I have always loved the trees in our neighborhood of Hyde Park. Now that I've learned a few things about their history, such as why certain trees flourish here, how they grow and survive, and their diversity, I am noticing even more about them. Quite fitting for the upcoming holiday of Tu B'Shvat (the New Year of the Trees in Israel), I recently participated in a winter tree ID workshop at the Sand Ridge Nature CenterWell, the take-away is that it’s pretty hard, but it is something that you can learn and study your whole life. Nature is like that!

Bark seemed the obvious place to start. 

My classmates and I learned about the distinctive bark of some trees: the almost tile-like black shingles of the cherry tree, the peeling bark of sycamores, the bumpy bark of hackberries, and the smooth reddish bark of dogwoods.

We also learned to observe the general shape and size of trees: Does the trunk split near the ground, or are there many small trunks? Do the branches form one long column like on a white oak, do they spread out in a circle like on a red oak, or do they curve and twist like a crabapple does?

Serviceberry Tree (like tree our school recently planted at Promontory
Point in memory of our school matriarch Millie Miller)
These days I’m seeing twigs and buds everywhere. Every tree in Chicago is full of buds right now. You can study the buds (are they clustered, single, scaled?), the leaf scars (are they round, crescent shaped?), and the twig placement (do the twigs grow opposite each other or alternate along two sides of the twig?).  

Twigs intrigued me the most. 

Twig illustration from the Field Museum's Guide to Winter Trees

Twig structure and formation is so specific to each tree species that you can pretty much identify it by just observing the twigs. One place to start with twigs is their placement on the trunk. Do the twigs grow directly opposite each other or do they alternate along the branch? There are relatively few trees with opposite twigs. Here’s a way to remember them:

M maple
A ash
D dogwood
Cap Caprifoliaceae or honeysuckle
Buck buckeye
Horse horse chestnut

Next time you are looking at a bare winter tree, see if it has “opposite” twigs. If it does, it will be one of these trees. It’s a place to start.

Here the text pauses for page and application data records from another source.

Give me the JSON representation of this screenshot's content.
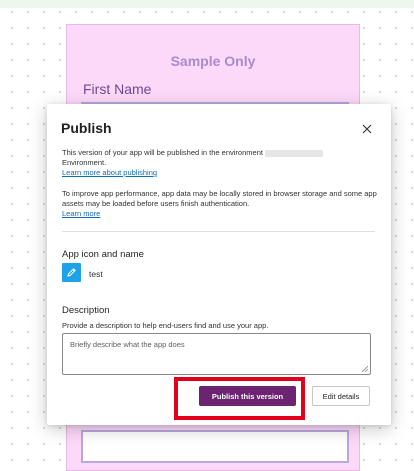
{
  "background_form": {
    "title": "Sample Only",
    "first_name_label": "First Name"
  },
  "dialog": {
    "title": "Publish",
    "close_icon": "close-icon",
    "info_text": "This version of your app will be published in the environment",
    "info_text_tail": "Environment.",
    "learn_more_publishing": "Learn more about publishing",
    "perf_text": "To improve app performance, app data may be locally stored in browser storage and some app assets may be loaded before users finish authentication.",
    "learn_more": "Learn more",
    "app_section_title": "App icon and name",
    "app_icon": "pencil-icon",
    "app_name": "test",
    "description_title": "Description",
    "description_help": "Provide a description to help end-users find and use your app.",
    "description_placeholder": "Briefly describe what the app does",
    "publish_button": "Publish this version",
    "edit_button": "Edit details"
  },
  "colors": {
    "form_background": "#fcd9f8",
    "form_title": "#a78bcf",
    "primary_button": "#6b2372",
    "highlight_border": "#e3001b",
    "link": "#0f6cbd",
    "app_icon_bg": "#1fa3e8"
  }
}
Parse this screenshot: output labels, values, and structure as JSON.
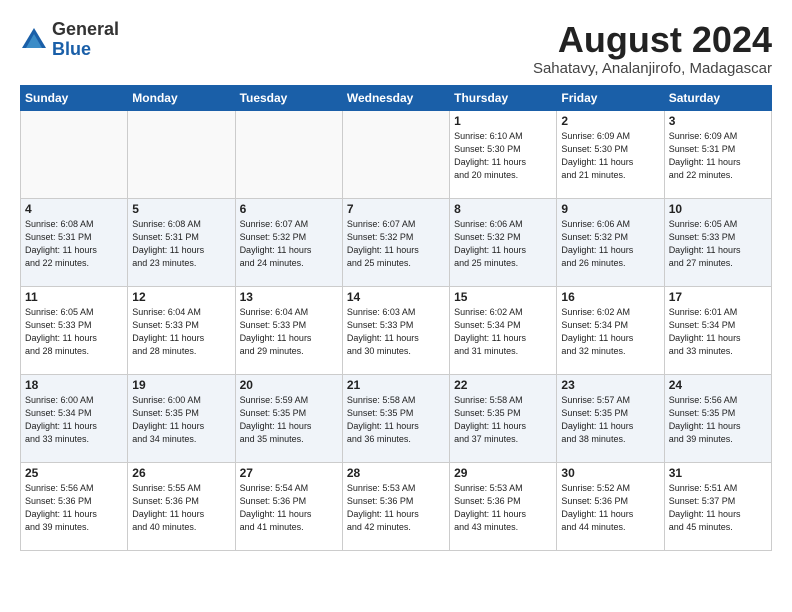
{
  "logo": {
    "general": "General",
    "blue": "Blue"
  },
  "title": "August 2024",
  "location": "Sahatavy, Analanjirofo, Madagascar",
  "headers": [
    "Sunday",
    "Monday",
    "Tuesday",
    "Wednesday",
    "Thursday",
    "Friday",
    "Saturday"
  ],
  "weeks": [
    [
      {
        "day": "",
        "info": ""
      },
      {
        "day": "",
        "info": ""
      },
      {
        "day": "",
        "info": ""
      },
      {
        "day": "",
        "info": ""
      },
      {
        "day": "1",
        "info": "Sunrise: 6:10 AM\nSunset: 5:30 PM\nDaylight: 11 hours\nand 20 minutes."
      },
      {
        "day": "2",
        "info": "Sunrise: 6:09 AM\nSunset: 5:30 PM\nDaylight: 11 hours\nand 21 minutes."
      },
      {
        "day": "3",
        "info": "Sunrise: 6:09 AM\nSunset: 5:31 PM\nDaylight: 11 hours\nand 22 minutes."
      }
    ],
    [
      {
        "day": "4",
        "info": "Sunrise: 6:08 AM\nSunset: 5:31 PM\nDaylight: 11 hours\nand 22 minutes."
      },
      {
        "day": "5",
        "info": "Sunrise: 6:08 AM\nSunset: 5:31 PM\nDaylight: 11 hours\nand 23 minutes."
      },
      {
        "day": "6",
        "info": "Sunrise: 6:07 AM\nSunset: 5:32 PM\nDaylight: 11 hours\nand 24 minutes."
      },
      {
        "day": "7",
        "info": "Sunrise: 6:07 AM\nSunset: 5:32 PM\nDaylight: 11 hours\nand 25 minutes."
      },
      {
        "day": "8",
        "info": "Sunrise: 6:06 AM\nSunset: 5:32 PM\nDaylight: 11 hours\nand 25 minutes."
      },
      {
        "day": "9",
        "info": "Sunrise: 6:06 AM\nSunset: 5:32 PM\nDaylight: 11 hours\nand 26 minutes."
      },
      {
        "day": "10",
        "info": "Sunrise: 6:05 AM\nSunset: 5:33 PM\nDaylight: 11 hours\nand 27 minutes."
      }
    ],
    [
      {
        "day": "11",
        "info": "Sunrise: 6:05 AM\nSunset: 5:33 PM\nDaylight: 11 hours\nand 28 minutes."
      },
      {
        "day": "12",
        "info": "Sunrise: 6:04 AM\nSunset: 5:33 PM\nDaylight: 11 hours\nand 28 minutes."
      },
      {
        "day": "13",
        "info": "Sunrise: 6:04 AM\nSunset: 5:33 PM\nDaylight: 11 hours\nand 29 minutes."
      },
      {
        "day": "14",
        "info": "Sunrise: 6:03 AM\nSunset: 5:33 PM\nDaylight: 11 hours\nand 30 minutes."
      },
      {
        "day": "15",
        "info": "Sunrise: 6:02 AM\nSunset: 5:34 PM\nDaylight: 11 hours\nand 31 minutes."
      },
      {
        "day": "16",
        "info": "Sunrise: 6:02 AM\nSunset: 5:34 PM\nDaylight: 11 hours\nand 32 minutes."
      },
      {
        "day": "17",
        "info": "Sunrise: 6:01 AM\nSunset: 5:34 PM\nDaylight: 11 hours\nand 33 minutes."
      }
    ],
    [
      {
        "day": "18",
        "info": "Sunrise: 6:00 AM\nSunset: 5:34 PM\nDaylight: 11 hours\nand 33 minutes."
      },
      {
        "day": "19",
        "info": "Sunrise: 6:00 AM\nSunset: 5:35 PM\nDaylight: 11 hours\nand 34 minutes."
      },
      {
        "day": "20",
        "info": "Sunrise: 5:59 AM\nSunset: 5:35 PM\nDaylight: 11 hours\nand 35 minutes."
      },
      {
        "day": "21",
        "info": "Sunrise: 5:58 AM\nSunset: 5:35 PM\nDaylight: 11 hours\nand 36 minutes."
      },
      {
        "day": "22",
        "info": "Sunrise: 5:58 AM\nSunset: 5:35 PM\nDaylight: 11 hours\nand 37 minutes."
      },
      {
        "day": "23",
        "info": "Sunrise: 5:57 AM\nSunset: 5:35 PM\nDaylight: 11 hours\nand 38 minutes."
      },
      {
        "day": "24",
        "info": "Sunrise: 5:56 AM\nSunset: 5:35 PM\nDaylight: 11 hours\nand 39 minutes."
      }
    ],
    [
      {
        "day": "25",
        "info": "Sunrise: 5:56 AM\nSunset: 5:36 PM\nDaylight: 11 hours\nand 39 minutes."
      },
      {
        "day": "26",
        "info": "Sunrise: 5:55 AM\nSunset: 5:36 PM\nDaylight: 11 hours\nand 40 minutes."
      },
      {
        "day": "27",
        "info": "Sunrise: 5:54 AM\nSunset: 5:36 PM\nDaylight: 11 hours\nand 41 minutes."
      },
      {
        "day": "28",
        "info": "Sunrise: 5:53 AM\nSunset: 5:36 PM\nDaylight: 11 hours\nand 42 minutes."
      },
      {
        "day": "29",
        "info": "Sunrise: 5:53 AM\nSunset: 5:36 PM\nDaylight: 11 hours\nand 43 minutes."
      },
      {
        "day": "30",
        "info": "Sunrise: 5:52 AM\nSunset: 5:36 PM\nDaylight: 11 hours\nand 44 minutes."
      },
      {
        "day": "31",
        "info": "Sunrise: 5:51 AM\nSunset: 5:37 PM\nDaylight: 11 hours\nand 45 minutes."
      }
    ]
  ]
}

As you can imagine, you really need a field guide to identify most trees, but now you have an idea of what to look for. The good news is that the Field Museum has just created a field guide for winter tree identification, and it will be on their website very soon.